• _What you have to do_
Type out the records again, exactly as they are.

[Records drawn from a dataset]
╭──
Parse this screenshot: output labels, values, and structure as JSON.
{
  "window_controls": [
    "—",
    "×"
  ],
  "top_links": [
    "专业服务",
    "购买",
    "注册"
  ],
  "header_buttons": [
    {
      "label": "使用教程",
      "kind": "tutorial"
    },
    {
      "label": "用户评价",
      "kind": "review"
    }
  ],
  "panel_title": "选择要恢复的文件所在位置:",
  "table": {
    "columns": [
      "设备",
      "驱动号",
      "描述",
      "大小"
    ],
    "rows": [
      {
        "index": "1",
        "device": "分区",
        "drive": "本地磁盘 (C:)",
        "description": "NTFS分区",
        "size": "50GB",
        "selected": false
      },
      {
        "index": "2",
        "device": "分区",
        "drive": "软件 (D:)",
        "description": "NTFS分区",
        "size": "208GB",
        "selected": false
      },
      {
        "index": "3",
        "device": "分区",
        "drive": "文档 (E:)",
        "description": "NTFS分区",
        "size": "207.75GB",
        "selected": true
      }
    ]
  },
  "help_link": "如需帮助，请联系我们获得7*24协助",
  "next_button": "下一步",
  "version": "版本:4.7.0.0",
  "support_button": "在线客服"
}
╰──
• _Answer to this problem_
Parse this screenshot: output labels, values, and structure as JSON.
{
  "window_controls": [
    "—",
    "×"
  ],
  "top_links": [
    "专业服务",
    "购买",
    "注册"
  ],
  "header_buttons": [
    {
      "label": "使用教程",
      "kind": "tutorial"
    },
    {
      "label": "用户评价",
      "kind": "review"
    }
  ],
  "panel_title": "选择要恢复的文件所在位置:",
  "table": {
    "columns": [
      "设备",
      "驱动号",
      "描述",
      "大小"
    ],
    "rows": [
      {
        "index": "1",
        "device": "分区",
        "drive": "本地磁盘 (C:)",
        "description": "NTFS分区",
        "size": "50GB",
        "selected": false
      },
      {
        "index": "2",
        "device": "分区",
        "drive": "软件 (D:)",
        "description": "NTFS分区",
        "size": "208GB",
        "selected": false
      },
      {
        "index": "3",
        "device": "分区",
        "drive": "文档 (E:)",
        "description": "NTFS分区",
        "size": "207.75GB",
        "selected": true
      }
    ]
  },
  "help_link": "如需帮助，请联系我们获得7*24协助",
  "next_button": "下一步",
  "version": "版本:4.7.0.0",
  "support_button": "在线客服"
}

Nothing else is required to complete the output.